It was a dark and stormy night. Well, the storms hadn’t started yet when I began my talk for the Anacostia Watershed Society at their historic headquarters in Bladensburg, MD — a former tavern that was a favorite socializing spot of George Washington’s. I set up my laptop and projector in the upstairs meeting room and everything started off smoothly, when all of a sudden, a tremendous wind blew in and all the windows slammed shut with a bang. We were plunged into darkness and I was only a quarter-way through my slide show describing local native plant choices. Luckily, my laptop battery was fully charged and I was able to turn the screen around so the small crowd could gather round to see the plant photos while I completed my talk. But what if it hadn’t been charged? Would I have been able to continue on without it?

From that day forward, I promised myself to always be prepared to give any talk with or without audio-visual (A-V) assistance. That vow has been a lifesaver when I have found myself in situations that ranged from challenging to sublimely ridiculous. For instance, I once was assured that a garden club’s host had a projection screen in her home, only to arrive and find that not only was there no screen, there was also not one blank wall available. I ended up giving the talk while projecting onto the surface of a large Turkish brass serving tray!

Using plant props at a neighborhood garden talk. Photo by Alan Bowser.

If you speak enough, you will have many similar stories to share. Here are some of my tips for being prepared for all speaking emergencies:

• Have back-ups. Even if the host says they have all the equipment, bring your own laptop and projector along with extra cords and save your file to a USB drive.

• Print out your PowerPoint slides and notes. Always have one set in your bag that you can refer to should your A-V display fail.

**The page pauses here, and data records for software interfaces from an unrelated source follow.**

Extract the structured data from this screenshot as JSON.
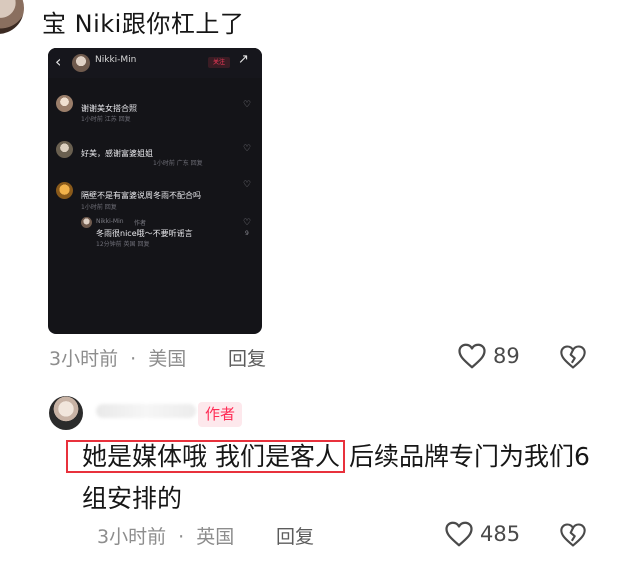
{
  "top_comment": {
    "text_line": "宝 Niki跟你杠上了",
    "meta": {
      "time": "3小时前",
      "separator": "·",
      "location": "美国",
      "reply": "回复"
    },
    "likes": "89"
  },
  "embedded_screenshot": {
    "header": {
      "username": "Nikki-Min",
      "follow_label": "关注"
    },
    "comments": [
      {
        "name": "",
        "text": "谢谢美女搭合照",
        "meta": "1小时前 江苏 回复"
      },
      {
        "name": "",
        "text": "好美，感谢富婆姐姐",
        "meta": "1小时前 广东 回复"
      },
      {
        "name": "",
        "text": "隔壁不是有富婆说周冬雨不配合吗",
        "meta": "1小时前 回复"
      }
    ],
    "reply": {
      "name": "Nikki-Min",
      "author_tag": "作者",
      "text": "冬雨很nice哦～不要听谣言",
      "meta": "12分钟前 英国 回复",
      "likes": "9"
    }
  },
  "author_comment": {
    "author_badge": "作者",
    "text_highlighted": "她是媒体哦 我们是客人",
    "text_rest": "后续品牌专门为我们6组安排的",
    "meta": {
      "time": "3小时前",
      "separator": "·",
      "location": "英国",
      "reply": "回复"
    },
    "likes": "485"
  },
  "icons": [
    "heart-outline-icon",
    "broken-heart-icon",
    "back-arrow-icon",
    "share-icon"
  ]
}
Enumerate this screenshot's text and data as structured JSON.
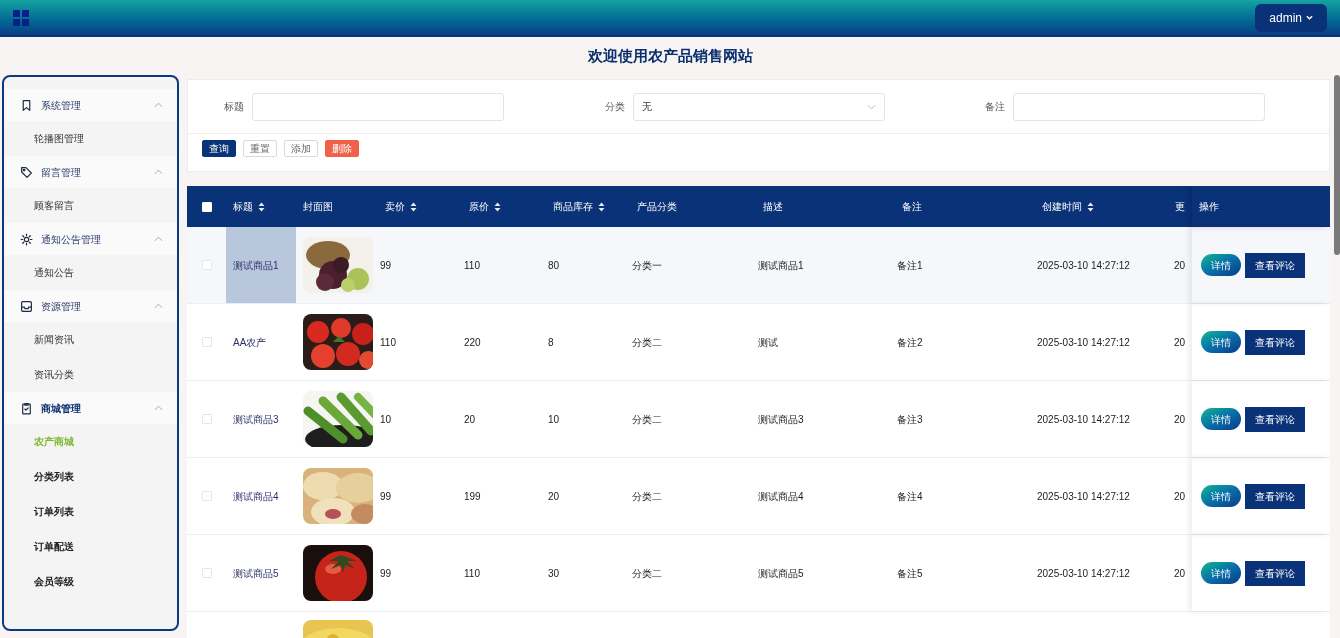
{
  "header": {
    "user_menu": "admin"
  },
  "page_title": "欢迎使用农产品销售网站",
  "sidebar": {
    "groups": [
      {
        "label": "系统管理",
        "expanded": true,
        "active": false,
        "items": [
          {
            "label": "轮播图管理",
            "selected": false
          }
        ]
      },
      {
        "label": "留言管理",
        "expanded": true,
        "active": false,
        "items": [
          {
            "label": "顾客留言",
            "selected": false
          }
        ]
      },
      {
        "label": "通知公告管理",
        "expanded": true,
        "active": false,
        "items": [
          {
            "label": "通知公告",
            "selected": false
          }
        ]
      },
      {
        "label": "资源管理",
        "expanded": true,
        "active": false,
        "items": [
          {
            "label": "新闻资讯",
            "selected": false
          },
          {
            "label": "资讯分类",
            "selected": false
          }
        ]
      },
      {
        "label": "商城管理",
        "expanded": true,
        "active": true,
        "items": [
          {
            "label": "农产商城",
            "selected": true
          },
          {
            "label": "分类列表",
            "selected": false
          },
          {
            "label": "订单列表",
            "selected": false
          },
          {
            "label": "订单配送",
            "selected": false
          },
          {
            "label": "会员等级",
            "selected": false
          }
        ]
      }
    ]
  },
  "search": {
    "fields": [
      {
        "label": "标题",
        "kind": "text"
      },
      {
        "label": "分类",
        "kind": "select",
        "value": "无"
      },
      {
        "label": "备注",
        "kind": "text"
      }
    ],
    "buttons": [
      {
        "label": "查询",
        "kind": "primary"
      },
      {
        "label": "重置",
        "kind": "plain"
      },
      {
        "label": "添加",
        "kind": "plain"
      },
      {
        "label": "删除",
        "kind": "danger"
      }
    ]
  },
  "table": {
    "select_all": {
      "checked": false
    },
    "columns": [
      {
        "label": "标题",
        "sortable": true
      },
      {
        "label": "封面图",
        "sortable": false
      },
      {
        "label": "卖价",
        "sortable": true
      },
      {
        "label": "原价",
        "sortable": true
      },
      {
        "label": "商品库存",
        "sortable": true
      },
      {
        "label": "产品分类",
        "sortable": false
      },
      {
        "label": "描述",
        "sortable": false
      },
      {
        "label": "备注",
        "sortable": false
      },
      {
        "label": "创建时间",
        "sortable": true
      },
      {
        "label": "更",
        "sortable": false
      },
      {
        "label": "操作",
        "sortable": false
      }
    ],
    "rows": [
      {
        "checked": false,
        "hovered": true,
        "title": "测试商品1",
        "cover": {
          "kind": "picture"
        },
        "price": "99",
        "original_price": "110",
        "stock": "80",
        "category": "分类一",
        "description": "测试商品1",
        "note": "备注1",
        "created": "2025-03-10 14:27:12",
        "updated": "20",
        "actions": [
          "详情",
          "查看评论"
        ]
      },
      {
        "checked": false,
        "hovered": false,
        "title": "AA农产",
        "cover": {
          "kind": "picture"
        },
        "price": "110",
        "original_price": "220",
        "stock": "8",
        "category": "分类二",
        "description": "测试",
        "note": "备注2",
        "created": "2025-03-10 14:27:12",
        "updated": "20",
        "actions": [
          "详情",
          "查看评论"
        ]
      },
      {
        "checked": false,
        "hovered": false,
        "title": "测试商品3",
        "cover": {
          "kind": "picture"
        },
        "price": "10",
        "original_price": "20",
        "stock": "10",
        "category": "分类二",
        "description": "测试商品3",
        "note": "备注3",
        "created": "2025-03-10 14:27:12",
        "updated": "20",
        "actions": [
          "详情",
          "查看评论"
        ]
      },
      {
        "checked": false,
        "hovered": false,
        "title": "测试商品4",
        "cover": {
          "kind": "picture"
        },
        "price": "99",
        "original_price": "199",
        "stock": "20",
        "category": "分类二",
        "description": "测试商品4",
        "note": "备注4",
        "created": "2025-03-10 14:27:12",
        "updated": "20",
        "actions": [
          "详情",
          "查看评论"
        ]
      },
      {
        "checked": false,
        "hovered": false,
        "title": "测试商品5",
        "cover": {
          "kind": "picture"
        },
        "price": "99",
        "original_price": "110",
        "stock": "30",
        "category": "分类二",
        "description": "测试商品5",
        "note": "备注5",
        "created": "2025-03-10 14:27:12",
        "updated": "20",
        "actions": [
          "详情",
          "查看评论"
        ]
      }
    ]
  }
}
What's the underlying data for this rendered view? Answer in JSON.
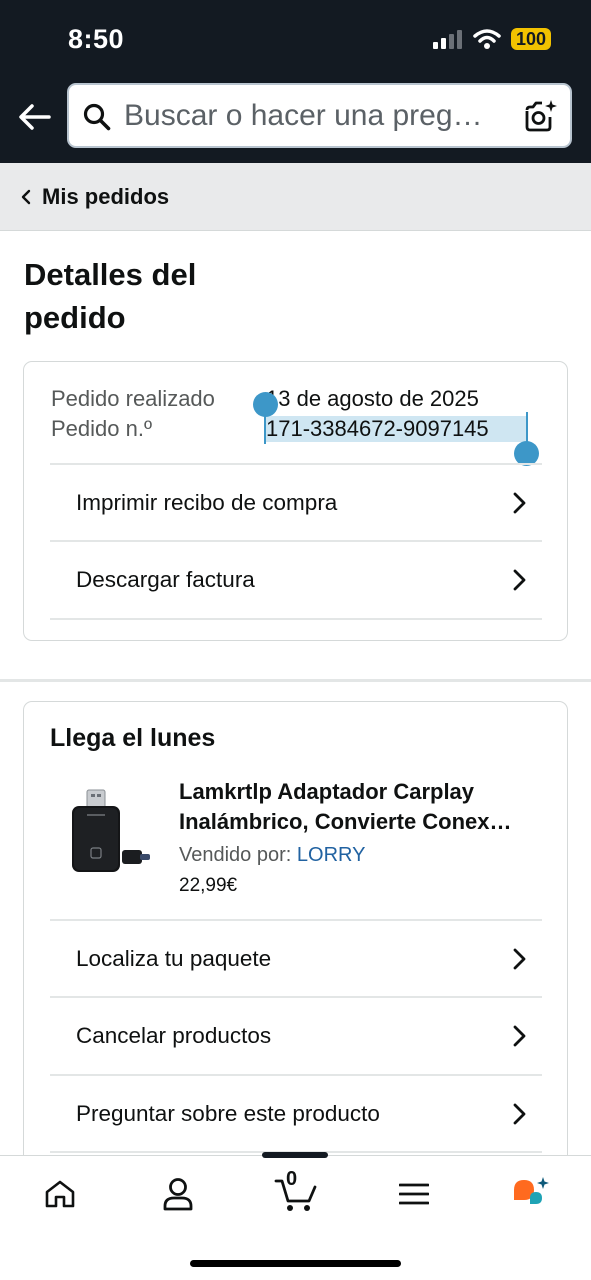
{
  "status": {
    "time": "8:50",
    "battery": "100"
  },
  "search": {
    "placeholder": "Buscar o hacer una preg…"
  },
  "breadcrumb": {
    "label": "Mis pedidos"
  },
  "page": {
    "title": "Detalles del pedido"
  },
  "order": {
    "placed_label": "Pedido realizado",
    "placed_value": "13 de agosto de 2025",
    "number_label": "Pedido n.º",
    "number_value": "171-3384672-9097145",
    "actions": [
      {
        "label": "Imprimir recibo de compra"
      },
      {
        "label": "Descargar factura"
      }
    ]
  },
  "shipment": {
    "heading": "Llega el lunes",
    "product": {
      "title_line1": "Lamkrtlp Adaptador Carplay",
      "title_line2": "Inalámbrico, Convierte Conex…",
      "seller_label": "Vendido por:",
      "seller_name": "LORRY",
      "price": "22,99€"
    },
    "actions": [
      {
        "label": "Localiza tu paquete"
      },
      {
        "label": "Cancelar productos"
      },
      {
        "label": "Preguntar sobre este producto"
      }
    ]
  },
  "tabbar": {
    "cart_count": "0"
  },
  "colors": {
    "header_bg": "#131a22",
    "link": "#2162a1",
    "selection": "#3d97c8",
    "battery": "#f2c200"
  }
}
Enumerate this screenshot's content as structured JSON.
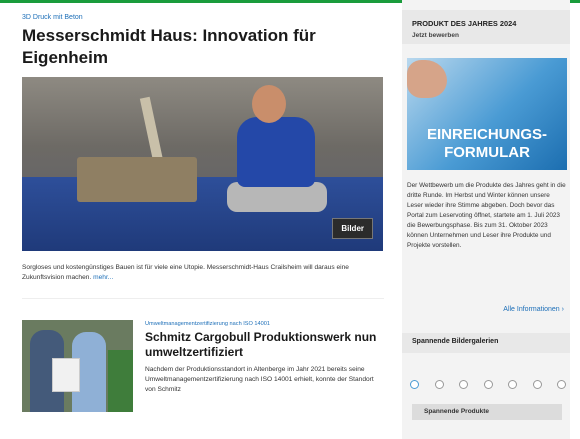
{
  "hero": {
    "kicker": "3D Druck mit Beton",
    "title": "Messerschmidt Haus: Innovation für Eigenheim",
    "image_button": "Bilder",
    "teaser": "Sorgloses und kostengünstiges Bauen ist für viele eine Utopie. Messerschmidt-Haus Crailsheim will daraus eine Zukunftsvision machen.",
    "more_link": "mehr..."
  },
  "article2": {
    "kicker": "Umweltmanagementzertifizierung nach ISO 14001",
    "title": "Schmitz Cargobull Produktionswerk nun umweltzertifiziert",
    "text": "Nachdem der Produktionsstandort in Altenberge im Jahr 2021 bereits seine Umweltmanagementzertifizierung nach ISO 14001 erhielt, konnte der Standort von Schmitz"
  },
  "sidebar": {
    "title": "PRODUKT DES JAHRES 2024",
    "subtitle": "Jetzt bewerben",
    "promo_line1": "EINREICHUNGS-",
    "promo_line2": "FORMULAR",
    "text": "Der Wettbewerb um die Produkte des Jahres geht in die dritte Runde. Im Herbst und Winter können unsere Leser wieder ihre Stimme abgeben. Doch bevor das Portal zum Leservoting öffnet, startete am 1. Juli 2023 die Bewerbungsphase. Bis zum 31. Oktober 2023 können Unternehmen und Leser ihre Produkte und Projekte vorstellen.",
    "more_link": "Alle Informationen",
    "gallery_title": "Spannende Bildergalerien",
    "bottom_label": "Spannende Produkte"
  },
  "colors": {
    "accent": "#1d6fb8",
    "topline": "#1a9c3c"
  }
}
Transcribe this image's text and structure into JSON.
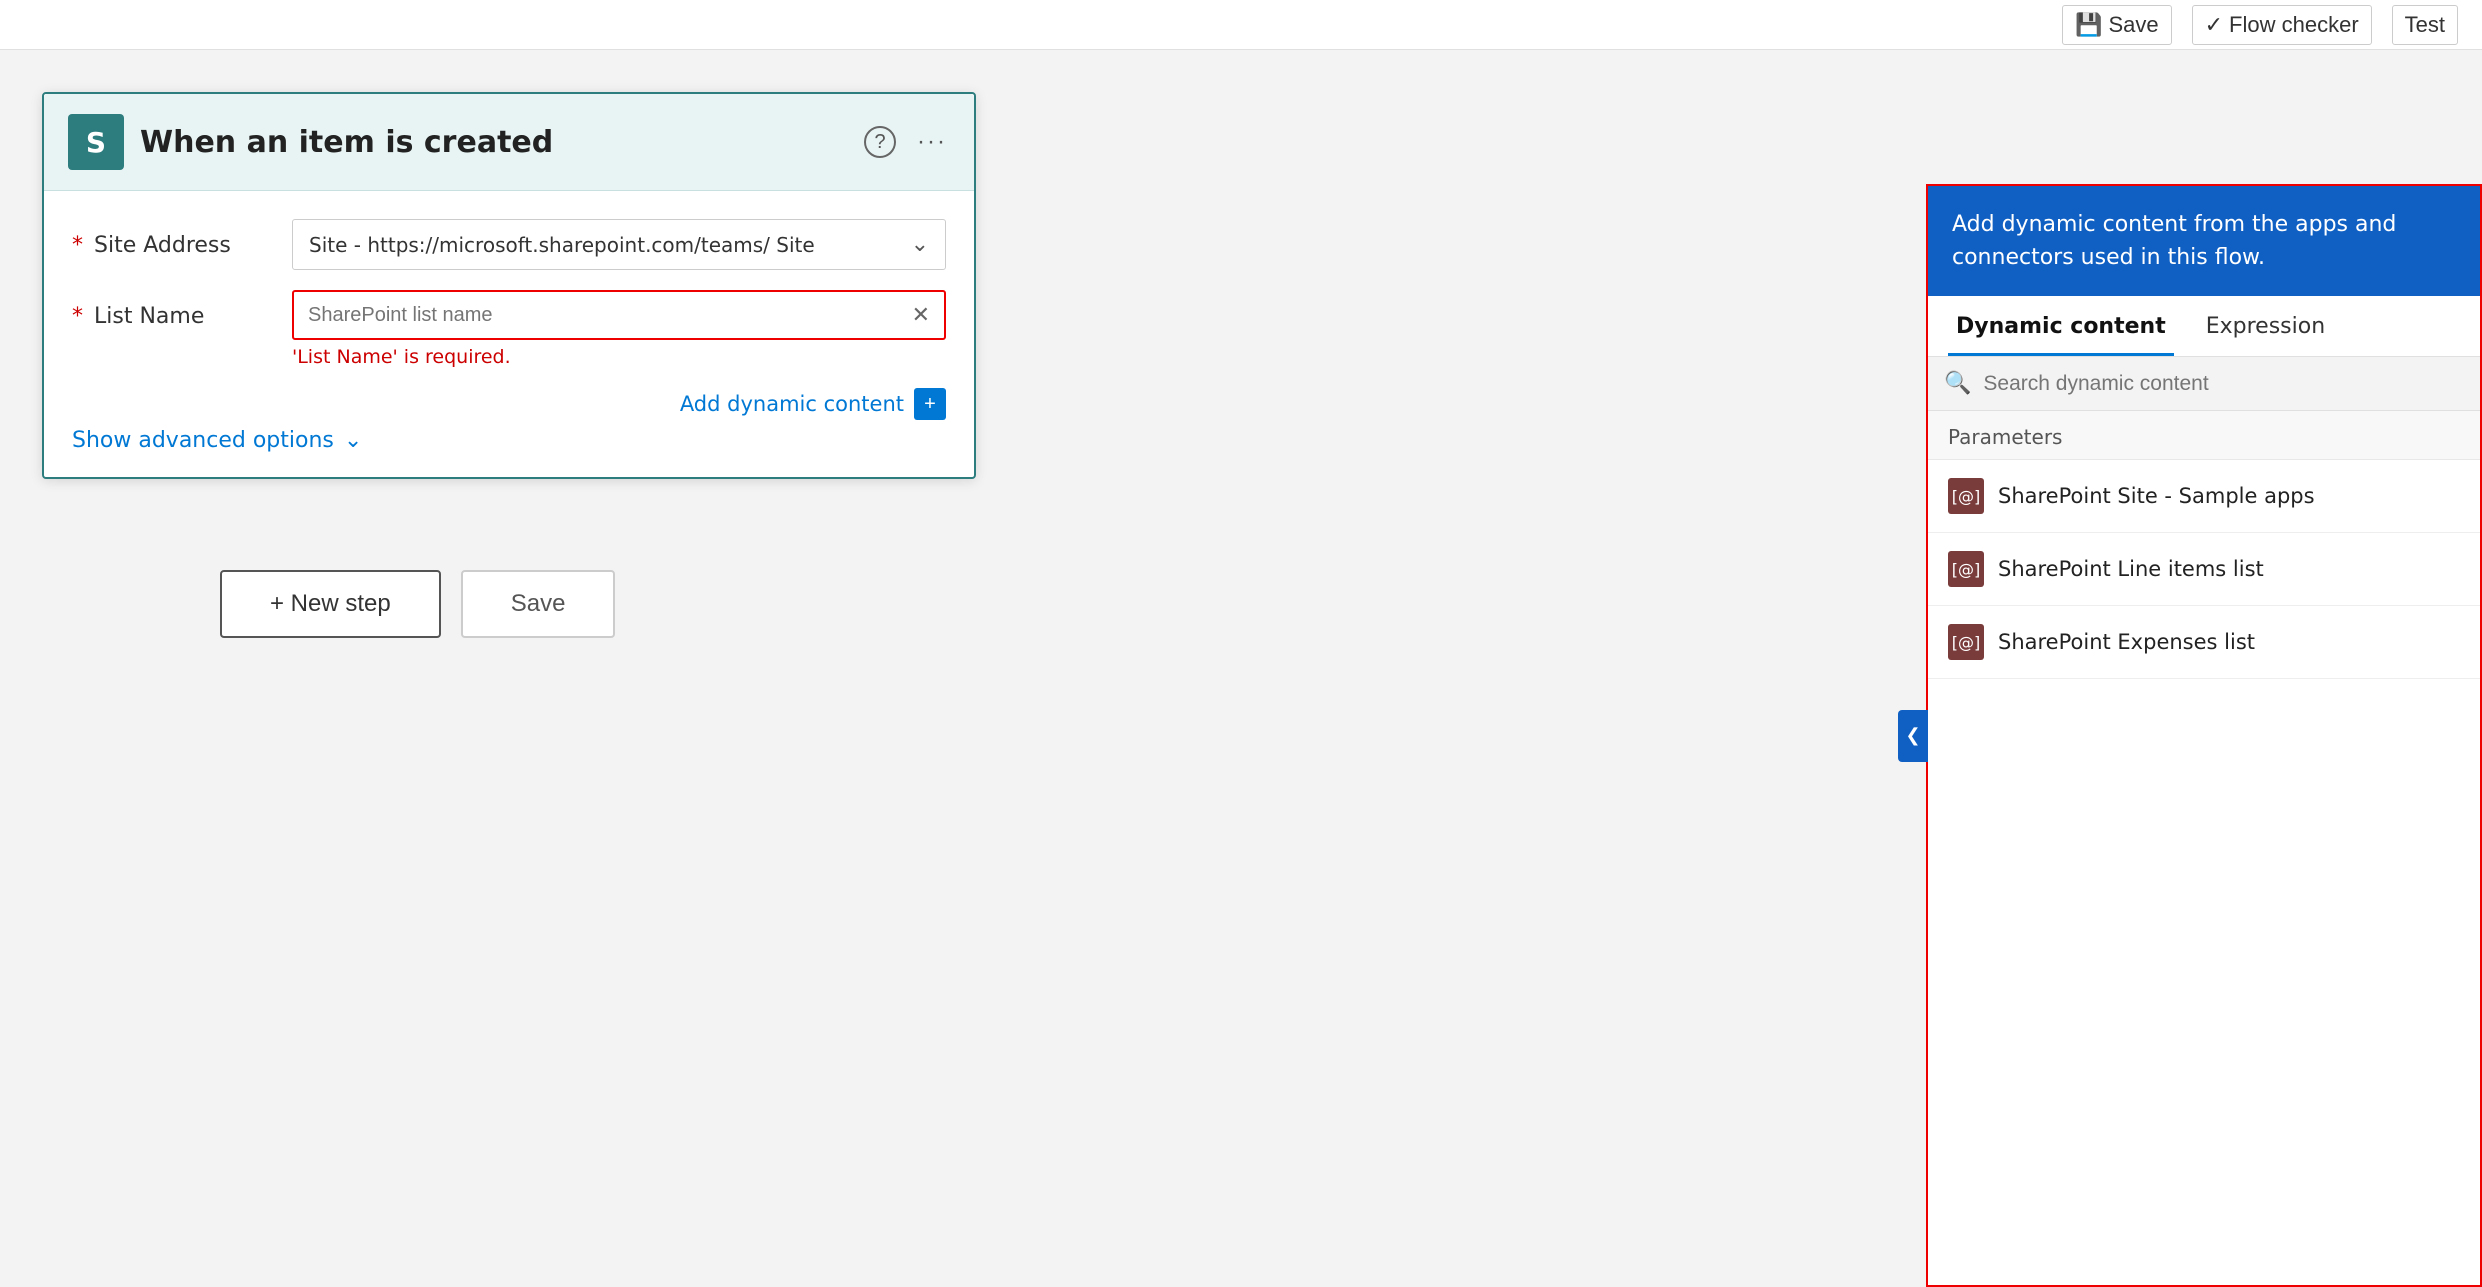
{
  "topbar": {
    "save_label": "Save",
    "flow_checker_label": "Flow checker",
    "test_label": "Test"
  },
  "card": {
    "icon_letter": "S",
    "title": "When an item is created",
    "site_address_label": "* Site Address",
    "site_address_value": "Site - https://microsoft.sharepoint.com/teams/    Site",
    "list_name_label": "* List Name",
    "list_name_placeholder": "SharePoint list name",
    "list_name_error": "'List Name' is required.",
    "dynamic_content_link": "Add dynamic content",
    "show_advanced_label": "Show advanced options"
  },
  "buttons": {
    "new_step": "+ New step",
    "save": "Save"
  },
  "dynamic_panel": {
    "header_text": "Add dynamic content from the apps and connectors used in this flow.",
    "tab_dynamic": "Dynamic content",
    "tab_expression": "Expression",
    "search_placeholder": "Search dynamic content",
    "section_label": "Parameters",
    "items": [
      {
        "label": "SharePoint Site - Sample apps",
        "icon": "[@]"
      },
      {
        "label": "SharePoint Line items list",
        "icon": "[@]"
      },
      {
        "label": "SharePoint Expenses list",
        "icon": "[@]"
      }
    ]
  }
}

• Use props. I give a talk on garden tool selection and maintenance that is purely me talking and doing show-and-tell; the same with my talk on basic flower arranging. There are many times when you are much better off doing a live demonstration rather than using a PowerPoint slide-show. Always have one or two of these talks prepared and ready to go as a substitute just in case you arrive at your venue and Murphy’s Law has prevailed.

By the way, I’m part of a speakers’ bureau called Our goal is to make it easier for garden clubs, botanical gardens, and other groups to find the kind of high-quality speakers they are looking for. If you know about groups that are looking to book quality garden speakers, please let them know about it.

About the Author:

Kathy Jentz is editor/publisher of Washington Gardener magazine ( Washington Gardener magazine is the gardening publication published specifically for the local metro area — zones 6–7 — Washington DC and its suburbs.